Data excerpts
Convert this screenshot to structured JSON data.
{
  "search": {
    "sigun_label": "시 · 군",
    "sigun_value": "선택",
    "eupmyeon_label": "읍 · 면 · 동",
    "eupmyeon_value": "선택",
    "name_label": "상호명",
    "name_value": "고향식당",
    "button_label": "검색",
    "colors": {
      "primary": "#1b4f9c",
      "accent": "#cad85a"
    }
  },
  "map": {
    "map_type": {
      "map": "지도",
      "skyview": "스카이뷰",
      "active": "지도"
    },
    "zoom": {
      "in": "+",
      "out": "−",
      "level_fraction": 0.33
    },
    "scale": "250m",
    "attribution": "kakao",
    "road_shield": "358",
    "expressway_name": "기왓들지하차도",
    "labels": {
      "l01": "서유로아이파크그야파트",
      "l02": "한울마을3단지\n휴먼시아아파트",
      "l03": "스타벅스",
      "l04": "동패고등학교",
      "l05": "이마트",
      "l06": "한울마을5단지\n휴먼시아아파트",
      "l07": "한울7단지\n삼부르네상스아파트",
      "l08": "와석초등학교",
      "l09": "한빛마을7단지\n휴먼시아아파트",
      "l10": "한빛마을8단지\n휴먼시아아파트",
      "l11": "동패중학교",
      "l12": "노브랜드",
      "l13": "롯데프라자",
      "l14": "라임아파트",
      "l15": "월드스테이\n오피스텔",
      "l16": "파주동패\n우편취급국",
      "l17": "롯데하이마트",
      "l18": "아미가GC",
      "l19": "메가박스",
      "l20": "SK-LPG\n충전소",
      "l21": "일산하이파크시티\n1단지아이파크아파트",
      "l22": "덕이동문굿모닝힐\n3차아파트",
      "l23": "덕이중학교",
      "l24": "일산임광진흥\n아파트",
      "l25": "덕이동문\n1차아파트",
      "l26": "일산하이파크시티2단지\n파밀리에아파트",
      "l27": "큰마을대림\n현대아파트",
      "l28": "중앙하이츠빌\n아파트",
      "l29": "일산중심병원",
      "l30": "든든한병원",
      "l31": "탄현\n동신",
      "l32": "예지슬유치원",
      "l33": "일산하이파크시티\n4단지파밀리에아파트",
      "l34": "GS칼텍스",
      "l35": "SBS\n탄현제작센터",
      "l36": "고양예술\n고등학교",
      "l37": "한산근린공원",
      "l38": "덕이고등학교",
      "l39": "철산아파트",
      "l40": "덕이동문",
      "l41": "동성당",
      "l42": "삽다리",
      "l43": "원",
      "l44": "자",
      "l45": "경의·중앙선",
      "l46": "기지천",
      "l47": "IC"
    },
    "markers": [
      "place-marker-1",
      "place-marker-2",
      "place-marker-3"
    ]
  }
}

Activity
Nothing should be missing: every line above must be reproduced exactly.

Exercise solution
Convert this screenshot to structured JSON data.
{
  "search": {
    "sigun_label": "시 · 군",
    "sigun_value": "선택",
    "eupmyeon_label": "읍 · 면 · 동",
    "eupmyeon_value": "선택",
    "name_label": "상호명",
    "name_value": "고향식당",
    "button_label": "검색",
    "colors": {
      "primary": "#1b4f9c",
      "accent": "#cad85a"
    }
  },
  "map": {
    "map_type": {
      "map": "지도",
      "skyview": "스카이뷰",
      "active": "지도"
    },
    "zoom": {
      "in": "+",
      "out": "−",
      "level_fraction": 0.33
    },
    "scale": "250m",
    "attribution": "kakao",
    "road_shield": "358",
    "expressway_name": "기왓들지하차도",
    "labels": {
      "l01": "서유로아이파크그야파트",
      "l02": "한울마을3단지\n휴먼시아아파트",
      "l03": "스타벅스",
      "l04": "동패고등학교",
      "l05": "이마트",
      "l06": "한울마을5단지\n휴먼시아아파트",
      "l07": "한울7단지\n삼부르네상스아파트",
      "l08": "와석초등학교",
      "l09": "한빛마을7단지\n휴먼시아아파트",
      "l10": "한빛마을8단지\n휴먼시아아파트",
      "l11": "동패중학교",
      "l12": "노브랜드",
      "l13": "롯데프라자",
      "l14": "라임아파트",
      "l15": "월드스테이\n오피스텔",
      "l16": "파주동패\n우편취급국",
      "l17": "롯데하이마트",
      "l18": "아미가GC",
      "l19": "메가박스",
      "l20": "SK-LPG\n충전소",
      "l21": "일산하이파크시티\n1단지아이파크아파트",
      "l22": "덕이동문굿모닝힐\n3차아파트",
      "l23": "덕이중학교",
      "l24": "일산임광진흥\n아파트",
      "l25": "덕이동문\n1차아파트",
      "l26": "일산하이파크시티2단지\n파밀리에아파트",
      "l27": "큰마을대림\n현대아파트",
      "l28": "중앙하이츠빌\n아파트",
      "l29": "일산중심병원",
      "l30": "든든한병원",
      "l31": "탄현\n동신",
      "l32": "예지슬유치원",
      "l33": "일산하이파크시티\n4단지파밀리에아파트",
      "l34": "GS칼텍스",
      "l35": "SBS\n탄현제작센터",
      "l36": "고양예술\n고등학교",
      "l37": "한산근린공원",
      "l38": "덕이고등학교",
      "l39": "철산아파트",
      "l40": "덕이동문",
      "l41": "동성당",
      "l42": "삽다리",
      "l43": "원",
      "l44": "자",
      "l45": "경의·중앙선",
      "l46": "기지천",
      "l47": "IC"
    },
    "markers": [
      "place-marker-1",
      "place-marker-2",
      "place-marker-3"
    ]
  }
}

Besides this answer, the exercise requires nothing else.